[WHAT YOU ARE ASKED TO DO] Once you have read the data below, write it all out exactly.

(Component data from apps and pages)
"""

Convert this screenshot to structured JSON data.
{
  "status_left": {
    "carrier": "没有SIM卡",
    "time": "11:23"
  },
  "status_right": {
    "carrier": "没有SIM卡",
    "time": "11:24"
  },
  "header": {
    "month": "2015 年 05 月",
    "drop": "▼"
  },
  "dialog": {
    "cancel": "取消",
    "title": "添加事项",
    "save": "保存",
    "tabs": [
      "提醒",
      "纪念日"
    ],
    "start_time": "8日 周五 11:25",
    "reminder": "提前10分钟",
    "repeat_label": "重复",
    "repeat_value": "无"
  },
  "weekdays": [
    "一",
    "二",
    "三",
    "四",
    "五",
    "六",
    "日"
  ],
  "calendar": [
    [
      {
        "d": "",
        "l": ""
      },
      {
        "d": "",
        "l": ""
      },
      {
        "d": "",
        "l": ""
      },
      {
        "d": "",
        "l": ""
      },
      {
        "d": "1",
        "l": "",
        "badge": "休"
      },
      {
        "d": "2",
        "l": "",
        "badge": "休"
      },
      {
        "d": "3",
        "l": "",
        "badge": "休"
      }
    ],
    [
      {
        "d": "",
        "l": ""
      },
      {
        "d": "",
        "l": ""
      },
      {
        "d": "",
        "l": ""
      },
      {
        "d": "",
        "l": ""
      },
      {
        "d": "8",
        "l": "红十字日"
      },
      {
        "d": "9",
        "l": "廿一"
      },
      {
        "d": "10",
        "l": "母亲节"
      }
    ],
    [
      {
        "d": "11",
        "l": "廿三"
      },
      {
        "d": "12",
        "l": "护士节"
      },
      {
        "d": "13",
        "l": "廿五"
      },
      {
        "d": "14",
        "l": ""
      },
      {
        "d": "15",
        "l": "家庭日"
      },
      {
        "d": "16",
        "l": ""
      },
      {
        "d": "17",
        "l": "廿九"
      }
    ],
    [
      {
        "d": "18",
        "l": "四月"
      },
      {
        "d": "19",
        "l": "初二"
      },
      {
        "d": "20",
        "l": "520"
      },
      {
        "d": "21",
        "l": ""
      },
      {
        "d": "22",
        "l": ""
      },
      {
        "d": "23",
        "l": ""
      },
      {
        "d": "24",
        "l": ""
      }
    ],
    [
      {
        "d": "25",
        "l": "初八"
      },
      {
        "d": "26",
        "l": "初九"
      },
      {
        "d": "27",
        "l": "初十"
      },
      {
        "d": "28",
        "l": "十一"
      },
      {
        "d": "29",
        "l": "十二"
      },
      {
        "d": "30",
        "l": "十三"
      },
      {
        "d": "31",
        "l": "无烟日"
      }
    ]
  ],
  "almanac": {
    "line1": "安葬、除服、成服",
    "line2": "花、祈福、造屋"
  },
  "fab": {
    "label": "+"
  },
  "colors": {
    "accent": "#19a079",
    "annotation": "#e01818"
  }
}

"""

[TASK RESPONSE]
Convert this screenshot to structured JSON data.
{
  "status_left": {
    "carrier": "没有SIM卡",
    "time": "11:23"
  },
  "status_right": {
    "carrier": "没有SIM卡",
    "time": "11:24"
  },
  "header": {
    "month": "2015 年 05 月",
    "drop": "▼"
  },
  "dialog": {
    "cancel": "取消",
    "title": "添加事项",
    "save": "保存",
    "tabs": [
      "提醒",
      "纪念日"
    ],
    "start_time": "8日 周五 11:25",
    "reminder": "提前10分钟",
    "repeat_label": "重复",
    "repeat_value": "无"
  },
  "weekdays": [
    "一",
    "二",
    "三",
    "四",
    "五",
    "六",
    "日"
  ],
  "calendar": [
    [
      {
        "d": "",
        "l": ""
      },
      {
        "d": "",
        "l": ""
      },
      {
        "d": "",
        "l": ""
      },
      {
        "d": "",
        "l": ""
      },
      {
        "d": "1",
        "l": "",
        "badge": "休"
      },
      {
        "d": "2",
        "l": "",
        "badge": "休"
      },
      {
        "d": "3",
        "l": "",
        "badge": "休"
      }
    ],
    [
      {
        "d": "",
        "l": ""
      },
      {
        "d": "",
        "l": ""
      },
      {
        "d": "",
        "l": ""
      },
      {
        "d": "",
        "l": ""
      },
      {
        "d": "8",
        "l": "红十字日"
      },
      {
        "d": "9",
        "l": "廿一"
      },
      {
        "d": "10",
        "l": "母亲节"
      }
    ],
    [
      {
        "d": "11",
        "l": "廿三"
      },
      {
        "d": "12",
        "l": "护士节"
      },
      {
        "d": "13",
        "l": "廿五"
      },
      {
        "d": "14",
        "l": ""
      },
      {
        "d": "15",
        "l": "家庭日"
      },
      {
        "d": "16",
        "l": ""
      },
      {
        "d": "17",
        "l": "廿九"
      }
    ],
    [
      {
        "d": "18",
        "l": "四月"
      },
      {
        "d": "19",
        "l": "初二"
      },
      {
        "d": "20",
        "l": "520"
      },
      {
        "d": "21",
        "l": ""
      },
      {
        "d": "22",
        "l": ""
      },
      {
        "d": "23",
        "l": ""
      },
      {
        "d": "24",
        "l": ""
      }
    ],
    [
      {
        "d": "25",
        "l": "初八"
      },
      {
        "d": "26",
        "l": "初九"
      },
      {
        "d": "27",
        "l": "初十"
      },
      {
        "d": "28",
        "l": "十一"
      },
      {
        "d": "29",
        "l": "十二"
      },
      {
        "d": "30",
        "l": "十三"
      },
      {
        "d": "31",
        "l": "无烟日"
      }
    ]
  ],
  "almanac": {
    "line1": "安葬、除服、成服",
    "line2": "花、祈福、造屋"
  },
  "fab": {
    "label": "+"
  },
  "colors": {
    "accent": "#19a079",
    "annotation": "#e01818"
  }
}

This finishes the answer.